In February, the Liberal Democratic Party formed a team to study the possibility of lifting the ban on casino gambling in Japan. About half of Japan’s prefectures, as well as Tokyo Gov. Shintaro Ishihara, have said they want to build casino resorts to attract foreign tourists.
Japan is lagging behind the rest of Asia in this area. As China’s economy has grown and more Chinese citizens travel abroad to spend their disposable income, the countries of Southeast Asia legalized gambling after noting how many of these tourists gravitate to places like Macau and Las Vegas. Even uptight Singapore is now in the process of building a huge entertainment complex centered on casinos.
The people who oppose legalized gaming in Japan say that it will stimulate underworld criminal activity and lead to the deterioration of public morals. But some types of gambling are already legal.
The Japan Racing Association, which is run by the Ministry of Agriculture, Forestry and Fisheries, operates 10 horse-racing tracks and administers off-track betting. Regional “koei” racing (boats, motorcycles, bicycles, horses) is controlled by prefectural governments and public corporations related to certain government agencies. The national lottery (takarakuji) is overseen by the Finance Ministry. Altogether, these government-sanctioned gambling operations generate about 7 trillion yen a year.

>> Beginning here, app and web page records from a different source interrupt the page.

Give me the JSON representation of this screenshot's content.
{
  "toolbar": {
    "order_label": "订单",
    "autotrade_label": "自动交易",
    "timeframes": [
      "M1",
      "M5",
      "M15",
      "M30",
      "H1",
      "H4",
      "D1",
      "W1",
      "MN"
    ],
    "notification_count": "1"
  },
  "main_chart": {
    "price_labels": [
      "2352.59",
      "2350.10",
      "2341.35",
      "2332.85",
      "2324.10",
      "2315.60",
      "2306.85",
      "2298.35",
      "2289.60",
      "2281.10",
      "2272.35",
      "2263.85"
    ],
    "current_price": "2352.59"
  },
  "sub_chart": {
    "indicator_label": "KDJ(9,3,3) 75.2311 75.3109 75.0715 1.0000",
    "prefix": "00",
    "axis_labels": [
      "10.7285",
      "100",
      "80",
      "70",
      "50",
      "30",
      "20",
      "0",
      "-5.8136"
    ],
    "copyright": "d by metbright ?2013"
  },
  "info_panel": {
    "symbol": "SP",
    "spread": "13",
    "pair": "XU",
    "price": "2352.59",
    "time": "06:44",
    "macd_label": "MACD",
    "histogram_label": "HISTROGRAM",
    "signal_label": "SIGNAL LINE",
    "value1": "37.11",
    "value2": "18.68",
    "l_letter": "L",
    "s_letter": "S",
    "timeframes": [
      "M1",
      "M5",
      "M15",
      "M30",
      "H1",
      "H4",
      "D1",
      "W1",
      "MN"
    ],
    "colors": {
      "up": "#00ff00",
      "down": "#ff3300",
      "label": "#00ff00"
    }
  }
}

But that’s peanuts compared to pachinko, which takes in 30 trillion yen a year — more than Japan’s automobile manufacturers. Not officially considered gambling, pachinko, in fact, may prove to be the biggest obstacle to legalizing casinos in Japan.

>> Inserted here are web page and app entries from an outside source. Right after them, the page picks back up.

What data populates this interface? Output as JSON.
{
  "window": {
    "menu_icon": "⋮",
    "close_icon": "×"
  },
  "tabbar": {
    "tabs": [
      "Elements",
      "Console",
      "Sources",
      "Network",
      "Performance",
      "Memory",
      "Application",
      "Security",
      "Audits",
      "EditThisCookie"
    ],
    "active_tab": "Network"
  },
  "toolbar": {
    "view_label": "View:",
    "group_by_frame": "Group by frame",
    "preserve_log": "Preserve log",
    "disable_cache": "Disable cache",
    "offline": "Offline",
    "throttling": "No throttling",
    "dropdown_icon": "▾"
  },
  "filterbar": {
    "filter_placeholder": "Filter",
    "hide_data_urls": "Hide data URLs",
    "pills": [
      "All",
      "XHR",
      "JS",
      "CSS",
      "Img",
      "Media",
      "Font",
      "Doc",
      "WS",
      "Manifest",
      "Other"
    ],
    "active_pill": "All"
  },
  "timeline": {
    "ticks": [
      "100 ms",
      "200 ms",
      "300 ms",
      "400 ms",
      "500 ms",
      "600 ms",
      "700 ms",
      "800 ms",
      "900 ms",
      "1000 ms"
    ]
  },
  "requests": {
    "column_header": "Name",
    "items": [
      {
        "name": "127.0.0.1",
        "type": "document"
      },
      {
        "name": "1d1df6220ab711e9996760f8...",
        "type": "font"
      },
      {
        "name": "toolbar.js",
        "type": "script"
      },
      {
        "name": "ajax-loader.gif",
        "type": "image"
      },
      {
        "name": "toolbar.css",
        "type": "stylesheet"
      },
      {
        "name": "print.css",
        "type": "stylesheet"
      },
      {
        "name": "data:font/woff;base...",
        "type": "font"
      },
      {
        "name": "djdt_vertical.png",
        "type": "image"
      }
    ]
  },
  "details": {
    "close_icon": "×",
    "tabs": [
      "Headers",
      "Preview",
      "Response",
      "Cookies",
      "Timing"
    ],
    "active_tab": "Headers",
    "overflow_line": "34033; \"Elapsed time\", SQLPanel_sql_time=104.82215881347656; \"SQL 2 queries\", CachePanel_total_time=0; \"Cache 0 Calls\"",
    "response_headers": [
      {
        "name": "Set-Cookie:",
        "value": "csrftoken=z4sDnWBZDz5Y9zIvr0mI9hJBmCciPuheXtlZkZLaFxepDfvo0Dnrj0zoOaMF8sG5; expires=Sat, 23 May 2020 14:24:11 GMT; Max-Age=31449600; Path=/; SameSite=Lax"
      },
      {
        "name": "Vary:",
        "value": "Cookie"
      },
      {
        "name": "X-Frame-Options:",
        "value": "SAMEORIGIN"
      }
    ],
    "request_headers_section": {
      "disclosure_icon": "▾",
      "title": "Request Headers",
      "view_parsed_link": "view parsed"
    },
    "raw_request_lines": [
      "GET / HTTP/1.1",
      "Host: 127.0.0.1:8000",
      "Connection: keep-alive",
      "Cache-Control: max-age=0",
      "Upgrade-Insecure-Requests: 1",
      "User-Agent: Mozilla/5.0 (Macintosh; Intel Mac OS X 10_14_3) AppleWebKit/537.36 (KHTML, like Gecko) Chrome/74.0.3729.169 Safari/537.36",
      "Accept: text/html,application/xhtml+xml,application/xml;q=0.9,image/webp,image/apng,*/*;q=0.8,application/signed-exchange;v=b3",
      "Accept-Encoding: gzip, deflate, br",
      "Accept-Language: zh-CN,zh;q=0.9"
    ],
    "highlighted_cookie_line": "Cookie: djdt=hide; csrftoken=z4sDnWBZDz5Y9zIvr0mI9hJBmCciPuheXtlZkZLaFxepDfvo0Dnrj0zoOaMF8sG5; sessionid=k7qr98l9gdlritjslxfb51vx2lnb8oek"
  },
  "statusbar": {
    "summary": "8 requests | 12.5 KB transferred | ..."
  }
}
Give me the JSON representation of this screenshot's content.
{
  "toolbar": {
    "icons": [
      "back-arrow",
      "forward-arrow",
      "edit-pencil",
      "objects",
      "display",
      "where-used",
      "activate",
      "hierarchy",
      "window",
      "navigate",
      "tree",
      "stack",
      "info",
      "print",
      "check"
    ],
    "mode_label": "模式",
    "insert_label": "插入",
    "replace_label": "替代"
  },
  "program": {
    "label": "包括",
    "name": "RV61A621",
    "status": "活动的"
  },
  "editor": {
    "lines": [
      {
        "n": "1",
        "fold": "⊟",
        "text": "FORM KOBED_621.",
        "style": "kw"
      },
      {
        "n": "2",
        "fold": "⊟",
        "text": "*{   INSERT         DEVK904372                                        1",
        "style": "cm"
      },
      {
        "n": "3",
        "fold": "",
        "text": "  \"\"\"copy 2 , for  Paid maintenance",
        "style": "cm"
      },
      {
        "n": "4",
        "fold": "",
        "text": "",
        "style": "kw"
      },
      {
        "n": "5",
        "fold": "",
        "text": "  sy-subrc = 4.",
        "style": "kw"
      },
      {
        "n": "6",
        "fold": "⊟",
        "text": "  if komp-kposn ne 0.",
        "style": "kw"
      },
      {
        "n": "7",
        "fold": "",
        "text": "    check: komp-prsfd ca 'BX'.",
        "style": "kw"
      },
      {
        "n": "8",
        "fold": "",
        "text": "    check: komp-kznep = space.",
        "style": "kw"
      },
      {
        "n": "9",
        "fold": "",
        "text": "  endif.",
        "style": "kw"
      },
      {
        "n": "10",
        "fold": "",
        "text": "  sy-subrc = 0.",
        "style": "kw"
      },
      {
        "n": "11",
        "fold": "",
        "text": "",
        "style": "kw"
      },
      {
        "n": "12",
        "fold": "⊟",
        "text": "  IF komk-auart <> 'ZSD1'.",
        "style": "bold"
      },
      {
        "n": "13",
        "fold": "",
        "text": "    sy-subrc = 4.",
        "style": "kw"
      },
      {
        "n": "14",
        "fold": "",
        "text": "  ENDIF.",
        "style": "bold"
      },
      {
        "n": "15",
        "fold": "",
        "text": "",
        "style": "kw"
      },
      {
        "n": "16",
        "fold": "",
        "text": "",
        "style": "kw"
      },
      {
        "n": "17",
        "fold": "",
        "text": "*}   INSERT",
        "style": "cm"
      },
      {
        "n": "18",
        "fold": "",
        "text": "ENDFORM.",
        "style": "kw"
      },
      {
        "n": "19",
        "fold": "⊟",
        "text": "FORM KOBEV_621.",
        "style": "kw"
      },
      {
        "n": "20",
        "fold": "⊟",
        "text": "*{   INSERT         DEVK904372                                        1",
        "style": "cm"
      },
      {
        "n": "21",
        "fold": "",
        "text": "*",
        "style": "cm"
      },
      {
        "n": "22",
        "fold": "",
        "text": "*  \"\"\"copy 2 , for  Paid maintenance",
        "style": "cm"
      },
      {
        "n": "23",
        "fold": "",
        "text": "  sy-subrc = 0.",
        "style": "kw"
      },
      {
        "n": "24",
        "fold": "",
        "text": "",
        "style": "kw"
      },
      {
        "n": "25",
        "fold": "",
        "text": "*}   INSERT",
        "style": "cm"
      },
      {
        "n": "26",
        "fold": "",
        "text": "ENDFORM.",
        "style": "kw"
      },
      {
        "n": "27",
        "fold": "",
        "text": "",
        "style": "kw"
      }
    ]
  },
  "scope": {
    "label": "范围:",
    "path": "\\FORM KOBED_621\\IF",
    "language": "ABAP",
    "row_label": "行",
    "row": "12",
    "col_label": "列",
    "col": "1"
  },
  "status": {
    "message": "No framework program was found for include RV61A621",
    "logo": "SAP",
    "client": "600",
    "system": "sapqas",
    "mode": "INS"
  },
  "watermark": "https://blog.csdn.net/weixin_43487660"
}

In an article he wrote for Shukan Kinyobi last January, Hiroshi Morisu, a professional gambler who lives in Australia and is in favor of legalizing casinos, explained why the LDP’s push toward legalization will hit a wall. According to Morisu, the National Police Agency has a vested interest in pachinko that would be hurt by casinos.
Some will say that accepting a professional gambler’s argument in favor of casinos is like accepting a fox’s design for a new henhouse, but the nature of gambling is such that anyone who actually makes a living from it has to operate from a foundation of pure logic.
Morisu’s argument is based on the idea of kojoritsu, which is related to the gambling term “house edge.” The house edge is the percentage of an average bet that the casino expects to keep. In roulette, when you bet on a single number, your odds are 38-to-1 that you will win, since there are 38 slots on a roulette wheel. However, if you place a dollar on a winning number you will probably win $36. The two dollars is the house edge, which in this case is a little more than 5 percent.
The house edge decreases as the odds of winning improve, which means slot machines have a high house edge while blackjack has a low house edge. Professional gamblers never play the slots, which is why Morisu considers pachinko and its offshoot pachi-slot (essentially a slot machine) nothing more than robbery.
By Morisu’s calculations the kojoritsu for pachinko parlors ranges from about 8 to 50 percent, depending on how ethical they are. By adjusting the machines to their favor and reducing the number of pachinko balls a player can win, a parlor can increase its edge and thus its profits.
The reason these practices are not illegal is that the authorities do not consider pachinko to be gambling. The industry is regulated by the law that controls fuzoku eigyo (businesses that affect public morals), such as massage parlors and game arcades.
Pachinko gets around the gambling ban by means of a loophole called santen hoshiki (three-store method). When you play pachinko you buy a tray of balls. Winning means ending up with more balls than what you started with. However, the parlor cannot buy back your balls with cash, since that would violate the gambling law, so they give you “prizes” instead. You take these prizes to a separate business down the street, where you exchange them for cash. This business, in turn, sells the prizes to a wholesaler, who then redistributes them back to the pachinko parlors.
Yakuza used to be involved in the prize buy-back system, but about 15 years ago the police managed to lock the criminal element out and set up their own organizations to administer the business. According to Morisu, these organizations remain under police control, and the money they make goes into NPA benefits schemes, like the pension fund. In the 1990s, a prepaid card system for pachinko parlors was introduced, making it easier for the police and the tax authorities to monitor revenues.
If casinos are legalized, pachinko would vanish, claims Morisu, since casinos’ house edge is much lower and “no one plays pachinko to collect metal balls.”
Actually, pachinko patronage is already on the decline, but the industry has managed to maintain the same levels of income. They do this by increasing the jackpot appeal. Players are led to believe they can win bigger amounts while the probability of winning is decreased through adjustments made to the machines. The possibility of hitting it big all at once keeps the pachinko player in his seat longer.
Pachinko parlors are also reinforcing the game’s pop-culture appeal, an aspect that Morisu doesn’t address. TV commercials promote new machines that feature manga characters, the South Korean drama “Winter Sonata,” and Indiana Jones. Many pachinko establishments resemble theme parks and wouldn’t look out of place in Las Vegas, which is now touted as a vacation spot for the whole family.
Morisu’s argument is that gamblers would logically abandon pachinko for casinos, but casinos don’t automatically have to spell doom for pachinko. There are plenty of losers to go around.